***** Recorded information

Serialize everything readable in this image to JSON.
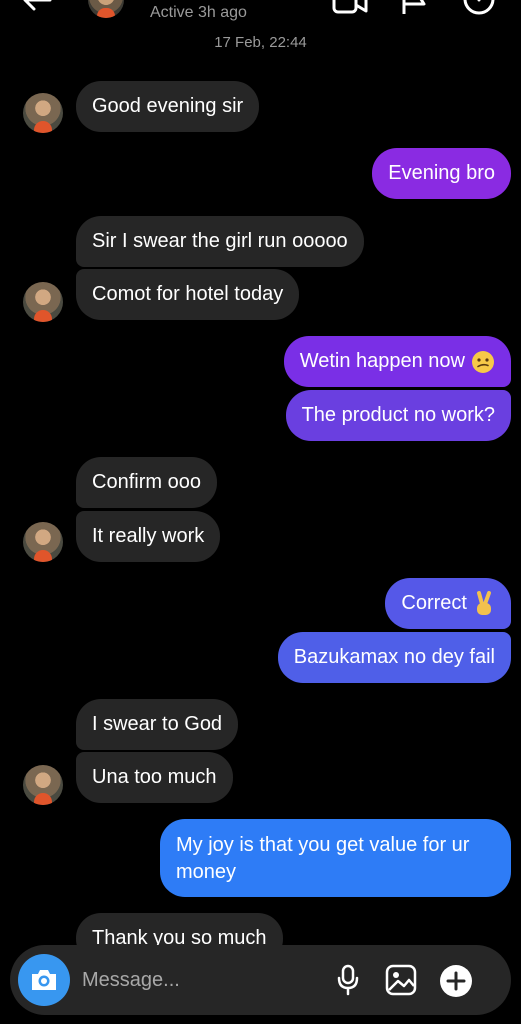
{
  "header": {
    "status": "Active 3h ago"
  },
  "conversation": {
    "date": "17 Feb, 22:44",
    "messages": [
      {
        "from": "them",
        "text": "Good evening sir"
      },
      {
        "from": "me",
        "text": "Evening bro"
      },
      {
        "from": "them",
        "text": "Sir I swear the girl run ooooo"
      },
      {
        "from": "them",
        "text": "Comot for hotel today"
      },
      {
        "from": "me",
        "text": "Wetin happen now",
        "emoji": "confused-face"
      },
      {
        "from": "me",
        "text": "The product no work?"
      },
      {
        "from": "them",
        "text": "Confirm ooo"
      },
      {
        "from": "them",
        "text": "It really work"
      },
      {
        "from": "me",
        "text": "Correct",
        "emoji": "victory-hand"
      },
      {
        "from": "me",
        "text": "Bazukamax no dey fail"
      },
      {
        "from": "them",
        "text": "I swear to God"
      },
      {
        "from": "them",
        "text": "Una too much"
      },
      {
        "from": "me",
        "text": "My joy is that you get value for ur money"
      },
      {
        "from": "them",
        "text": "Thank you so much"
      }
    ]
  },
  "composer": {
    "placeholder": "Message..."
  },
  "colors": {
    "incoming": "#262626",
    "outgoing_purple": "#8a2be2",
    "outgoing_violet": "#6a3fe0",
    "outgoing_indigo": "#4f5fe8",
    "outgoing_blue": "#2e7cf6",
    "camera": "#3897f0"
  }
}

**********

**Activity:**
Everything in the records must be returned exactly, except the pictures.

**Finished task:**
Serialize everything readable in this image to JSON.
{
  "header": {
    "status": "Active 3h ago"
  },
  "conversation": {
    "date": "17 Feb, 22:44",
    "messages": [
      {
        "from": "them",
        "text": "Good evening sir"
      },
      {
        "from": "me",
        "text": "Evening bro"
      },
      {
        "from": "them",
        "text": "Sir I swear the girl run ooooo"
      },
      {
        "from": "them",
        "text": "Comot for hotel today"
      },
      {
        "from": "me",
        "text": "Wetin happen now",
        "emoji": "confused-face"
      },
      {
        "from": "me",
        "text": "The product no work?"
      },
      {
        "from": "them",
        "text": "Confirm ooo"
      },
      {
        "from": "them",
        "text": "It really work"
      },
      {
        "from": "me",
        "text": "Correct",
        "emoji": "victory-hand"
      },
      {
        "from": "me",
        "text": "Bazukamax no dey fail"
      },
      {
        "from": "them",
        "text": "I swear to God"
      },
      {
        "from": "them",
        "text": "Una too much"
      },
      {
        "from": "me",
        "text": "My joy is that you get value for ur money"
      },
      {
        "from": "them",
        "text": "Thank you so much"
      }
    ]
  },
  "composer": {
    "placeholder": "Message..."
  },
  "colors": {
    "incoming": "#262626",
    "outgoing_purple": "#8a2be2",
    "outgoing_violet": "#6a3fe0",
    "outgoing_indigo": "#4f5fe8",
    "outgoing_blue": "#2e7cf6",
    "camera": "#3897f0"
  }
}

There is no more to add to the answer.